The fundamental statutory framework for the protection and management of the Welsh historic environment is provided by three pieces of legislation:
- The Ancient Monuments and Archaeological Areas Act 1979
- The Planning (Listed Buildings and Conservation Areas) Act 1990
- The Protection of Wrecks Act 1973.
The Historic Environment (Wales) Act 2016 made a number of important amendments to the 1979 and 1990 Acts to address the needs of the Welsh historic environment. It also introduced several stand-alone provisions for Wales.
Subordinate legislation supplements primary legislation and is often in the form of Orders or Regulations. It enables an Act to be commenced and provides the detail necessary for the implementation of an Act. It also allows that detail to be amended without the need for a new Act.
The following pages outline the relevant primary and subordinate legislation for the following elements of the Welsh historic environment:
- scheduled monuments
- listed buildings
- conservation areas
- registered historic parks and gardens
- the marine historic environment
- historic environment records
- historic place names.
The Well-being of Future Generations (Wales) Act 2015
This Act will have a significant impact on the way that all public bodies will work in the future. It requires Welsh public bodies to think more about the long-term, to work better with people, communities and each other, look to prevent problems and take a more joined-up approach — helping us to create a Wales that we all want to live in, now and in the future.
The Act defined seven well-being goals:
- a prosperous Wales
- a resilient Wales
- a healthier Wales
- a more equal Wales
- a Wales of cohesive communities
- a Wales of vibrant culture and thriving Welsh language
- a globally responsible Wales.
These have been supplemented with five ways of working derived from the Act’s definition of sustainable development:
- long term
The seven goals and five ways of working provide a clear framework for public service decision-making and should underpin everything Welsh public bodies do.
World Heritage Sites
Wales has four World Heritage Sites:
- The Castles and Town Walls of King Edward in Gwynedd
- Blaenavon Industrial Landscape
- Pontcysyllte Aqueduct and Canal
- The Slate Landscape of Northwest Wales.
No statutory controls result from World Heritage Site inscription, but if appropriate, a local planning authority should include local policies for the protection and sustainable use of a World Heritage Site in its local development plan.
Visit the Managing World Heritage Sites in Wales page for further information
Policy, advice and guidance
The legal framework for the protection and management of the Welsh historic environment is complemented by planning policy and advice and a range of guidance publications produced by Cadw.
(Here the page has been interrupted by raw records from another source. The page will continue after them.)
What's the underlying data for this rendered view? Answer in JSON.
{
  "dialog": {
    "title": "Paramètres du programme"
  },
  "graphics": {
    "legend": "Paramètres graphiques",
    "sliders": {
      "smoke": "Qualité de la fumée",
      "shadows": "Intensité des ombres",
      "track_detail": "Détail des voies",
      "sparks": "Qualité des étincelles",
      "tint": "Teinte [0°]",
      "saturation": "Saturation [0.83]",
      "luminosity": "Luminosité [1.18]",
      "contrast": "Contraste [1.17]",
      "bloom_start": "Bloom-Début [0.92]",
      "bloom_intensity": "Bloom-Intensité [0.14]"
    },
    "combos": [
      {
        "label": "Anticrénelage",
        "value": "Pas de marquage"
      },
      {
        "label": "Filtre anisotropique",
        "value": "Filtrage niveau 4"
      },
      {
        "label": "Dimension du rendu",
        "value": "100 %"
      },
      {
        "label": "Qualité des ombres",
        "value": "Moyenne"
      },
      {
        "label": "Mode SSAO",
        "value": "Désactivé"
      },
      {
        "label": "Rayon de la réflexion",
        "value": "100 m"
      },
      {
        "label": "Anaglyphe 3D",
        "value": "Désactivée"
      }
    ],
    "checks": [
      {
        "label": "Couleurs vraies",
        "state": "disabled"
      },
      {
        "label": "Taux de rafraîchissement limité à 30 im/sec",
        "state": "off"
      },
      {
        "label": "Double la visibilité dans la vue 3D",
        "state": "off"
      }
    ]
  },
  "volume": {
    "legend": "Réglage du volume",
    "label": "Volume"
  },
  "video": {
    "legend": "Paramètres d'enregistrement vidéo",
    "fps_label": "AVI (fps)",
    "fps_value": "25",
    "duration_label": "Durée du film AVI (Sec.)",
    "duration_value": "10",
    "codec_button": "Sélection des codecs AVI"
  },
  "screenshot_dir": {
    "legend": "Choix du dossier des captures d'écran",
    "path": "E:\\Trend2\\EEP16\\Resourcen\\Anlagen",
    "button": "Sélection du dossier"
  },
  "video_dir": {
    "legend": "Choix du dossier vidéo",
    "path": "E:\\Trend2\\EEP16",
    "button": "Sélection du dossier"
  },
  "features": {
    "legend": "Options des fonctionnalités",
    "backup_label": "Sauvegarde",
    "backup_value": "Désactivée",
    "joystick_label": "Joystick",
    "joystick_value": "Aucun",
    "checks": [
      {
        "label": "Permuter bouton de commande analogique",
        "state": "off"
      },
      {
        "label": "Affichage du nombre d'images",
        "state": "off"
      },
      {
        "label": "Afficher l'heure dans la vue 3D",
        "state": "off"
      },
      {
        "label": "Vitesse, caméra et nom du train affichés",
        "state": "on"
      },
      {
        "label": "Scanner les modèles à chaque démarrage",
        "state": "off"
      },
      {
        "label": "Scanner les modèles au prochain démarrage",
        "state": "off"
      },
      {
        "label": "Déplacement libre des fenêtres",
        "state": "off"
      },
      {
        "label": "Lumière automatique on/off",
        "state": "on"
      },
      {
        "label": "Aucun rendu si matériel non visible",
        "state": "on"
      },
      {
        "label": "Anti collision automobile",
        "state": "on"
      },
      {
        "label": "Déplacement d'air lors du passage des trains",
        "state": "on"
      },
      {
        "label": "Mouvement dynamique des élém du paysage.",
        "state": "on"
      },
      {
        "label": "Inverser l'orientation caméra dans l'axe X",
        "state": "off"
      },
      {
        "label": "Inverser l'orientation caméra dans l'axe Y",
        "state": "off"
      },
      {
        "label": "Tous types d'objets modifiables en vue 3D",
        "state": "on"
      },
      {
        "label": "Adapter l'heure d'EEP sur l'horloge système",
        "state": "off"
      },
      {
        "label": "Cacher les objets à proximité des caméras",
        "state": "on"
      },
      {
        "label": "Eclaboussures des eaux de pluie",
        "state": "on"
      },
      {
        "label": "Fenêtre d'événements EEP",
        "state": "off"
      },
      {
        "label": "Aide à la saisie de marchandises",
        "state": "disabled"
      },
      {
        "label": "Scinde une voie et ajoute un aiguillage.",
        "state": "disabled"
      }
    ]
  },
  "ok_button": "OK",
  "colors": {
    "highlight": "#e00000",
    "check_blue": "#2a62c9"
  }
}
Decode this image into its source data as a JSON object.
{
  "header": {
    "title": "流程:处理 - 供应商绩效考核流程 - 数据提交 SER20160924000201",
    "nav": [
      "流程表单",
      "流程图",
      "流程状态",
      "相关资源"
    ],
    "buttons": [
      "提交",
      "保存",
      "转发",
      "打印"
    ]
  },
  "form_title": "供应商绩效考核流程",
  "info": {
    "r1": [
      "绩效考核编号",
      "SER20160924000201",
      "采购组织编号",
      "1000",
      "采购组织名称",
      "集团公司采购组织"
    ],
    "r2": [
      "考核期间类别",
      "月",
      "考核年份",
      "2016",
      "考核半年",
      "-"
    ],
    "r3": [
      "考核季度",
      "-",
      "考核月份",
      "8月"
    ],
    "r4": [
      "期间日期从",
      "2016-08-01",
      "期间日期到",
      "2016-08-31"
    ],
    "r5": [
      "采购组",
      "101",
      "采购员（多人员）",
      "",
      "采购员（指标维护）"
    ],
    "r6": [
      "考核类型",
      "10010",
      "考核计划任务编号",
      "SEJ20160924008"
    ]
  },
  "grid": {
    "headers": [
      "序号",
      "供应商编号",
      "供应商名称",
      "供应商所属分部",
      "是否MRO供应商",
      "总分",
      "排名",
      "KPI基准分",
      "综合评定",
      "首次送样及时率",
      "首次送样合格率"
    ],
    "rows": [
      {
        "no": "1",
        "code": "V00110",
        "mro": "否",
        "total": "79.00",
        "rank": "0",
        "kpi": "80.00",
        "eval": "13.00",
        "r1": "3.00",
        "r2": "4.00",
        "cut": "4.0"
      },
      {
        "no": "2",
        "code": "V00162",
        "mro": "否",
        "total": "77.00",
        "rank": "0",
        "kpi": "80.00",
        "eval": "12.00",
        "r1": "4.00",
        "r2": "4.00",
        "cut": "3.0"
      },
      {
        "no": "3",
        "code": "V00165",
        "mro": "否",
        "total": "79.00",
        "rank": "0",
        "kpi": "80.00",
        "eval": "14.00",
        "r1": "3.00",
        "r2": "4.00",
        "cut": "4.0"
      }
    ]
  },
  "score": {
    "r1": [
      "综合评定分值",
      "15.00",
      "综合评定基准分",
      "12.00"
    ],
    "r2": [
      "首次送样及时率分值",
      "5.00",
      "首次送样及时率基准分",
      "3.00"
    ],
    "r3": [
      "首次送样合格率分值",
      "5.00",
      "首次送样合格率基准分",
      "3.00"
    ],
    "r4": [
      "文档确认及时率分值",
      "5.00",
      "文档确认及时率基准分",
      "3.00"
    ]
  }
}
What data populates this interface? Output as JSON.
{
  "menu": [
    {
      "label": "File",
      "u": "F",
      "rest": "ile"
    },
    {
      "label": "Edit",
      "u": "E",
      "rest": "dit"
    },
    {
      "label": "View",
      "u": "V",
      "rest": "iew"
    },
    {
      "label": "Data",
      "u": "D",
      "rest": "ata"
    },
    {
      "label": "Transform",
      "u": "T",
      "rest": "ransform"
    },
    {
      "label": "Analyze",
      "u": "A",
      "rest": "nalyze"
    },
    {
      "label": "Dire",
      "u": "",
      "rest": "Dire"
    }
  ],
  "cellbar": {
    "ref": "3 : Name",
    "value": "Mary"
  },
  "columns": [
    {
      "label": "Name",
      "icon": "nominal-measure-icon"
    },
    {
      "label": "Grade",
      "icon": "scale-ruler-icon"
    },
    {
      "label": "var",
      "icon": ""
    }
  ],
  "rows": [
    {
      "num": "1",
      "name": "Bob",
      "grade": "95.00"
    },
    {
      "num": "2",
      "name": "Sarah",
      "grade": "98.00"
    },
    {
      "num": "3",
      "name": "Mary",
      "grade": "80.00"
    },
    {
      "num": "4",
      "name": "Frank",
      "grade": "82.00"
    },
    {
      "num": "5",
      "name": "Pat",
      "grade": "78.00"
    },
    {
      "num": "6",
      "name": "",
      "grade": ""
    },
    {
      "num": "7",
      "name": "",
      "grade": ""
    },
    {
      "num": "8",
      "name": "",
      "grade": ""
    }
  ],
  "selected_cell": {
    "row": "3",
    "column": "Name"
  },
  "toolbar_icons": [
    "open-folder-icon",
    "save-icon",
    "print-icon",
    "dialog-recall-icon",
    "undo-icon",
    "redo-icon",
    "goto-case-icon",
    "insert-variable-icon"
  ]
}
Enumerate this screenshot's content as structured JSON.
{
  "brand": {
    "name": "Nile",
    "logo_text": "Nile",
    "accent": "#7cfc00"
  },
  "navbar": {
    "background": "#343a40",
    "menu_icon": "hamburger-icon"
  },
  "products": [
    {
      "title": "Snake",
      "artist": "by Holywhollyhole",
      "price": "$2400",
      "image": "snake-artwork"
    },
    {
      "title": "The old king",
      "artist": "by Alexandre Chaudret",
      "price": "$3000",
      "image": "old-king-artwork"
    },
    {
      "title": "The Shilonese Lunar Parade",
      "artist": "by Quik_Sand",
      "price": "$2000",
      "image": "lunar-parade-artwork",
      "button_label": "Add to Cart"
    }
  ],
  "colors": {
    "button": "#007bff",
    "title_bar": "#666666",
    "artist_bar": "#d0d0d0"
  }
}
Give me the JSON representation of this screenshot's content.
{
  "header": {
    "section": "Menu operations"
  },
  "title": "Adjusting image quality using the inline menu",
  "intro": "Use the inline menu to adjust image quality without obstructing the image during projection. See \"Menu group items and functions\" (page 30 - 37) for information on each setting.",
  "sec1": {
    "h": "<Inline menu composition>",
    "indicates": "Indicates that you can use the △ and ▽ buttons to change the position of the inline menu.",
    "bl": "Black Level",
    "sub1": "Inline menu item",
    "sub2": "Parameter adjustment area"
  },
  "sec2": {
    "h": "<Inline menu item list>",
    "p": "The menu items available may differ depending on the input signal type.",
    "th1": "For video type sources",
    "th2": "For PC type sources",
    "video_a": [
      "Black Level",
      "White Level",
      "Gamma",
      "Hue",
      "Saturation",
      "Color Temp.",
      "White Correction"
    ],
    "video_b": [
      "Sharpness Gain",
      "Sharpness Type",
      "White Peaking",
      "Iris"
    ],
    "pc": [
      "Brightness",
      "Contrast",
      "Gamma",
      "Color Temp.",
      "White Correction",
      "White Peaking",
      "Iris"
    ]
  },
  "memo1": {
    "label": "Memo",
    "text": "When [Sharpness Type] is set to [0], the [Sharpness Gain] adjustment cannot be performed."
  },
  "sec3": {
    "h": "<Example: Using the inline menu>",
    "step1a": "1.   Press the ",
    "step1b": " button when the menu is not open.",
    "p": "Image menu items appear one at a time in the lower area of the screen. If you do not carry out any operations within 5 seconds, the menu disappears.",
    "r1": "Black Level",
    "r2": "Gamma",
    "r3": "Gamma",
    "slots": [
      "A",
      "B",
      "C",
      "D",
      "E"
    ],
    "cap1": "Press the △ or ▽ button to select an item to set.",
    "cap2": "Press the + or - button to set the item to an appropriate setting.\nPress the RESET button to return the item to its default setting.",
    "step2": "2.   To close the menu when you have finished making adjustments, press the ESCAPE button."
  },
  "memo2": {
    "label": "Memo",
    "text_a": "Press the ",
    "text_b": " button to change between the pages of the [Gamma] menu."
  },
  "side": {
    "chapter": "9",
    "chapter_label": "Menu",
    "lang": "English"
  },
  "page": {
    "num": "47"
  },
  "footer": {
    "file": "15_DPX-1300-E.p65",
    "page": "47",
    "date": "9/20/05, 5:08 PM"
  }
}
In conjunction with the development and implementation of the Historic Environment (Wales) Act 2016, new documents have been produced to reflect the provisions of that legislation and current conservation philosophy. They are discussed on the final page of this section.
The hierarchy chart, available below, illustrates the relationship between the fundamental primary legislation for the protection and management of the historic environment in Wales and the policy, advice and guidance that complements it.